From Potts v. Lewis, decided today by the Florida Court of Appeal (Judge Kelly, joined by Judges Rothstein-Youakim and Atkinson:
[Fla. Stat.] Section 784.048(2) provides that the offense of stalking is committed when a person “willfully, maliciously, and repeatedly follows, harasses, or cyberstalks another person.” Relevant here, section 784.048(1)(a) defines the term “harass” as “to engage in a course of conduct directed at a specific person which causes substantial emotional distress to that person and serves no legitimate purpose.” Because the record does not demonstrate a basis for [the trial court’s] finding that Potts’ actions amounted to harassment as defined by the statute, we reverse….
“[S]ubstantial emotional distress ‘is greater than ordinary distress,’ and … ‘a reasonable person does not suffer substantial emotional distress easily.'” Annoyance, frustration, or embarrassment will not suffice….

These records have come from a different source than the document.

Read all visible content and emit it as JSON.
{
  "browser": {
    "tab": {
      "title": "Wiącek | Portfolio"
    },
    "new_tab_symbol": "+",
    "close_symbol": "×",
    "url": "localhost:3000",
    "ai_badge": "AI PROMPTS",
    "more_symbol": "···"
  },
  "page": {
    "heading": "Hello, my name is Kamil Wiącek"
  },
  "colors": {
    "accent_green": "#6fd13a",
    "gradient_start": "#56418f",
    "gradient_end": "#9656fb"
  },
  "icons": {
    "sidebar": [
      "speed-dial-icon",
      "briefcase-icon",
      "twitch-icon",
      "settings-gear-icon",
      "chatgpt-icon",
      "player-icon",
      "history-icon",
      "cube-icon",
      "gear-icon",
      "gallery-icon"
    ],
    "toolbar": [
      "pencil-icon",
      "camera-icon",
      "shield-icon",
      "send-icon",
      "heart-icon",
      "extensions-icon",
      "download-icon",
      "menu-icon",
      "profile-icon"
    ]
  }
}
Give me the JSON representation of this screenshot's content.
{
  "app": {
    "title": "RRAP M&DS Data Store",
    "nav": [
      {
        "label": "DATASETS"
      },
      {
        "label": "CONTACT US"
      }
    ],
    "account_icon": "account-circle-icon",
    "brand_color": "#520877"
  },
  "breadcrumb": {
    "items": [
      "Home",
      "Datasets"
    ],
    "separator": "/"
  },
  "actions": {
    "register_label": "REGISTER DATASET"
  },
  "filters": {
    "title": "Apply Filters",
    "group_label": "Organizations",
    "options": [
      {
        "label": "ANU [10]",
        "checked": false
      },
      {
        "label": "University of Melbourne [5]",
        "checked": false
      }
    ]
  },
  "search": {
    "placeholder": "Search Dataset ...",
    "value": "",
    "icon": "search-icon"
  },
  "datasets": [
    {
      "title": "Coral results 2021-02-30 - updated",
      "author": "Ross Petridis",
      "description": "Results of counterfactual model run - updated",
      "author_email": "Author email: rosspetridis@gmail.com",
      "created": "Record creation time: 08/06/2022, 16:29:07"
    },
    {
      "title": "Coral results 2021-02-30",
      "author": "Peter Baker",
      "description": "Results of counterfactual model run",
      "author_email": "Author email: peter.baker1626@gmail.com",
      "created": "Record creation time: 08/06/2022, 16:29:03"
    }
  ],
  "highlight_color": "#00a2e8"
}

[W]e conclude that Lewis’s evidence was not legally sufficient to establish that Potts’ alleged course of conduct would have caused substantial emotional distress in a reasonable person. Potts is a licensed plumber who knew Lewis from church. Prior to the events leading to the injunction, they were friendly and socialized along with other church members.
Potts came to believe that Lewis was acting as an unlicensed general contractor, so he contacted her via text messages and in person to tell her that what she was doing was improper and illegal and that she needed to stop, “repent,” and “tell the truth.” He threatened to report her to law enforcement and the licensing authorities if she did not comply with his demands, and eventually he did report her. He included mutual friends and acquaintances in many of the text messages, and he confronted Lewis at church in front of their mutual friends.
The theme of his text messages and conversations to and about Lewis was that she was rude and condescending; that she was a “false witness,” a “liar,” and a “bully”; that her actions were putting others at risk; that she needed to repent; and that her apologies were insincere. Eventually the church pastor got involved to help mediate the situation with no success.
The evidence shows that Potts was relentless in his quest to get Lewis to “repent” and that nothing Lewis or others did could dissuade him from purs[u]ing the matter. While we in no way condone Potts’ behavior, Lewis’s evidence is not sufficient to establish that it would have caused a reasonable person substantial emotional distress. See Rosaly v. Konecny (Fla. App. 2022) (accusations of lying, although they might be offensive or defamatory, do not fall within the definition of harassment); Hasan v. Rivera (Fla. App. 2022) (respondent’s repeated threats to sue petitioner did not rise to the level of causing substantial emotional distress in a reasonable person); Cash v. Gagnon (Fla. App. 2020) (complaints by one condominium complex resident against another, even though they were “voiced in an intemperate, crude, and uncivil manner,” did not entitle the resident to an injunction); cf. Wills v. Jones (Fla. App. 2016) (parents’ threats of litigation against their daughter’s doctor, creating a “scene” and saying the case manager was subject to “eternal damnation,” and repeated unwanted phone calls to their daughter were not acts that would cause objectively reasonable fear).
J. Andrew Crawford represented Potts.